Renown was convicted at Nottingham Crown Court on 19th March 2020. Sentence was deferred until 13thMay 2020. The judge was obliged to follow the 2016 Health and Safety Sentencing Guideline and applying that Guideline to this case, the company was categorised as a small business (turnover £2m to £10m). Culpability was assessed as high with a high risk of death or serious injury. That made the starting point for the penalty £250,000. This was doubled to £500,000 to reflect the fact two men had lost their lives as a result of the breaches. The fine was then reduced by £50,000 to £450,000 to reflect mitigating factors including prompt remedial steps to change its policy post-accident, and a good previous health and safety record. The judge made no reduction to reflect “the COVID factor” which had impacted on profitability and  turnover projections but allowed the business 2.5 years to pay the penalty. Because the company had pleaded not guilty there was no reduction for plea to be applied which is usually the biggest discount to sentence – a reduction of one third will be applied if a guilty plea is entered at the first court hearing.

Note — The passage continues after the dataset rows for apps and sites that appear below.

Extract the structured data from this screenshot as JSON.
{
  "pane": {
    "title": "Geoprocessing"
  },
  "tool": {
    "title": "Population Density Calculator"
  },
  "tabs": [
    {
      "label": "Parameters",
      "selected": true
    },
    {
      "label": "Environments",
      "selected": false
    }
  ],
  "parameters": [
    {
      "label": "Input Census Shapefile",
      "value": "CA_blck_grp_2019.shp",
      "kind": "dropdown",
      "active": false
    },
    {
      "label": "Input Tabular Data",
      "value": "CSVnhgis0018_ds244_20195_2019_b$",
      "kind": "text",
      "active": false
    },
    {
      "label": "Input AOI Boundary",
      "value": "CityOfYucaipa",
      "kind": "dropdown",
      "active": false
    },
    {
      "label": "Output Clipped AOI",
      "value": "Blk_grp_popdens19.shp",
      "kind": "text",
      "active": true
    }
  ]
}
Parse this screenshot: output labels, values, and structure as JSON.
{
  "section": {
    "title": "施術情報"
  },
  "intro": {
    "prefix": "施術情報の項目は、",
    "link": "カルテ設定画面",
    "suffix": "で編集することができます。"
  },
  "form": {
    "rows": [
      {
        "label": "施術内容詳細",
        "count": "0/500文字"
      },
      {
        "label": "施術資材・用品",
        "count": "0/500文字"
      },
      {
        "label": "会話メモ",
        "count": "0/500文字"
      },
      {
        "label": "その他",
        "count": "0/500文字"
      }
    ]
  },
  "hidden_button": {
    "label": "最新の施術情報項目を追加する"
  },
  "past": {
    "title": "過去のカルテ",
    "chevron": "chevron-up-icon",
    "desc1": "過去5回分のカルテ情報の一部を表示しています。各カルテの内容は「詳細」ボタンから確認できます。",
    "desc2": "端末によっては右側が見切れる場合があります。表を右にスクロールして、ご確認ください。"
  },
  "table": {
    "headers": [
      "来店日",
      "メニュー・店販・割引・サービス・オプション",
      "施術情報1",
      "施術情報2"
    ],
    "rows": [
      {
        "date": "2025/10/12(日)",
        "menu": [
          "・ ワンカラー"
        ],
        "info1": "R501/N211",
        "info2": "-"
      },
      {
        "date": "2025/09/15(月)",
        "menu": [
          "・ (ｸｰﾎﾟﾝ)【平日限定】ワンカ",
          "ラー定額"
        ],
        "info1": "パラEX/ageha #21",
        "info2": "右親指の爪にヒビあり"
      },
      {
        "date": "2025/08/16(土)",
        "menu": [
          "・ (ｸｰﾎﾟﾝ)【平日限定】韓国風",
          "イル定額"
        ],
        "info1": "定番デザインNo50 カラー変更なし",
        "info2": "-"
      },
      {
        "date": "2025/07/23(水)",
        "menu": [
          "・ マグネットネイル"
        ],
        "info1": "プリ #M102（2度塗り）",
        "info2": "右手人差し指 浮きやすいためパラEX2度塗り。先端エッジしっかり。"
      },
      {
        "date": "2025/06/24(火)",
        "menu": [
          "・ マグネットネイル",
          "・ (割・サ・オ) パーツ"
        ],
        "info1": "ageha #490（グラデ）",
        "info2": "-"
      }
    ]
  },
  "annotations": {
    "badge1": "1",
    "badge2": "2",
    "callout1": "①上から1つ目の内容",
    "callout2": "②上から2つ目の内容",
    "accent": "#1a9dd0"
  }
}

Dividing the total penalty between the charges the company was fined £150k for the 3 health and safety offences  plus £300,000 for prosecution costs (total penalty £750k)

Can we expect more of these  prosecutions?

This was the first prosecution of this nature by the ORR and clearly its jurisdiction is limited to the industry it regulates.

Prosecution following road traffic breaches has previously been seen as the province of the police who will investigate a range of road traffic offences but not health and safety breaches

At present, the ORR’s prosecution does not suggest to us that we can expect an imminent surge of HSE prosecutions for work related road traffic accidents, but employers should be aware that this precedent outlines a clear possibility. The ORR have made it clear by this prosecution that employers should be managing their drivers and vehicles to ensure they are fit for the work required of them and the HSE will have taken notice of the outcome.

What should employers be doing?

The Health and Safety at Work etc Act 1974 places legal duties on employers to take all reasonable steps to ensure that employees and others are not put at risk from work activities, including work related driving on public roads.

The Management of Health and Safety at Work Regulations 1999 require employers to assess risks to employees and others from their work activities, which include work related driving, and to ensure those risk assessments are kept current.

Risk assessments for travel should be carried out in the same way that they are for other health and safety risks.  Clear policies should also be in place which cover:

  • safe driver – in particular, considering competence and fitness to drive at the time of each journey
  • safe vehicle to be used – its suitability and roadworthiness
  • safe journey – including route planning allowing for reasonable breaks, monitoring of the weather, and consideration of alternative modes of transport

Guidance issued by the HSE provides a useful summary of the measures to consider and which they will often check is in place, on routine inspections.

Businesses with shift workers in which fatigue is a common issue should in particular take note.

Whether or not you feel the risk of prosecution of the business is low in this area, it is an actionable risk if you do not factor it into your health and safety management processes.  Regardless of prosecution risk liabilities there are costs and the potential for adverse publicity and opprobrium, which result from any avoidable accident.

If you have any questions arising from this blog please email either [email protected] or [email protected] or call Finch Consulting on 01530 412777.